[Dataset rows describing interfaces]
--------

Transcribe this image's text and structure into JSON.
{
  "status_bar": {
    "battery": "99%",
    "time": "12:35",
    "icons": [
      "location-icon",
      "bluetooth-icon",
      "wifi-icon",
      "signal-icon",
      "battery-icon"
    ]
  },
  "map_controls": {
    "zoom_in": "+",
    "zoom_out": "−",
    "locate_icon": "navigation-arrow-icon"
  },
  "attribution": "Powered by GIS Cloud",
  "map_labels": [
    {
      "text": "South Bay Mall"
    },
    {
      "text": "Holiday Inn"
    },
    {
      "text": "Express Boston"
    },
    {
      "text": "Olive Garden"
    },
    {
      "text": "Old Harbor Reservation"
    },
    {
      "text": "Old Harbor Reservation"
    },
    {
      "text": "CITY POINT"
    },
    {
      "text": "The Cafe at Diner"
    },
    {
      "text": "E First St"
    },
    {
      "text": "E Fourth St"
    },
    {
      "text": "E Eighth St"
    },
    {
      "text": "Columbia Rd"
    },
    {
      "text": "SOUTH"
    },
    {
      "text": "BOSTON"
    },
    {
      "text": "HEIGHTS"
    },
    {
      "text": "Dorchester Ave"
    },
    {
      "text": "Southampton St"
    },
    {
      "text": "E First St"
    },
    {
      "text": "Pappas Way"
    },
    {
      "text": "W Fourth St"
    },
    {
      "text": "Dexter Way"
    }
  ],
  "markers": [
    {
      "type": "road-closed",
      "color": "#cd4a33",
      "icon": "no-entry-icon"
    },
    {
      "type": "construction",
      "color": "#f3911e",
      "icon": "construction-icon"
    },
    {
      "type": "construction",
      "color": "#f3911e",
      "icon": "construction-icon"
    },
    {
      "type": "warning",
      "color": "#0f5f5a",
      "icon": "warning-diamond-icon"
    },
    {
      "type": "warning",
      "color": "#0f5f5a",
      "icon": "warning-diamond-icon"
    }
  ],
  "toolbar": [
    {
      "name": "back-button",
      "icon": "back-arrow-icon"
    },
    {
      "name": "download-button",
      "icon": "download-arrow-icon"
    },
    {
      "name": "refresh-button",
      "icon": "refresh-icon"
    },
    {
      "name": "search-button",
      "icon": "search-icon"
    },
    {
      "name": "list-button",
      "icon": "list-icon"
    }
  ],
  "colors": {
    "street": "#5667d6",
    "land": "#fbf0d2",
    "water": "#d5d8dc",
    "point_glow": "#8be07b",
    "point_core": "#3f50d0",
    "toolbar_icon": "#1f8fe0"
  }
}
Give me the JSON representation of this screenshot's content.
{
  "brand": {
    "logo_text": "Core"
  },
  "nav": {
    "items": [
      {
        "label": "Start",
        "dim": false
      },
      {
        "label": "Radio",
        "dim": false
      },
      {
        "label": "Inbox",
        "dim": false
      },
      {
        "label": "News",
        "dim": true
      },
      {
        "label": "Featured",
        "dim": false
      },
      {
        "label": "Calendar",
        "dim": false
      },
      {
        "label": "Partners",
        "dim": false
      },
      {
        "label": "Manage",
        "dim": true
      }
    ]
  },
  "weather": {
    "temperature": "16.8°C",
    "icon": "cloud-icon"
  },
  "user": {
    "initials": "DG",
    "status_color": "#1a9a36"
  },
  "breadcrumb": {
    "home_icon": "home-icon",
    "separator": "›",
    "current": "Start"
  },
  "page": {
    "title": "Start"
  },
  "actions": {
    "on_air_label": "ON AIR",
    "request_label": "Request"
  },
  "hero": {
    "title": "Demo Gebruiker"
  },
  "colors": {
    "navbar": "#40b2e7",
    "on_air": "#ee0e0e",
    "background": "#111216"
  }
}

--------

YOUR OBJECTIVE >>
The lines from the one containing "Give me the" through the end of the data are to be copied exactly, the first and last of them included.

RESPONSE >>
Give me the JSON representation of this screenshot's content.
{
  "brand": {
    "logo_text": "Core"
  },
  "nav": {
    "items": [
      {
        "label": "Start",
        "dim": false
      },
      {
        "label": "Radio",
        "dim": false
      },
      {
        "label": "Inbox",
        "dim": false
      },
      {
        "label": "News",
        "dim": true
      },
      {
        "label": "Featured",
        "dim": false
      },
      {
        "label": "Calendar",
        "dim": false
      },
      {
        "label": "Partners",
        "dim": false
      },
      {
        "label": "Manage",
        "dim": true
      }
    ]
  },
  "weather": {
    "temperature": "16.8°C",
    "icon": "cloud-icon"
  },
  "user": {
    "initials": "DG",
    "status_color": "#1a9a36"
  },
  "breadcrumb": {
    "home_icon": "home-icon",
    "separator": "›",
    "current": "Start"
  },
  "page": {
    "title": "Start"
  },
  "actions": {
    "on_air_label": "ON AIR",
    "request_label": "Request"
  },
  "hero": {
    "title": "Demo Gebruiker"
  },
  "colors": {
    "navbar": "#40b2e7",
    "on_air": "#ee0e0e",
    "background": "#111216"
  }
}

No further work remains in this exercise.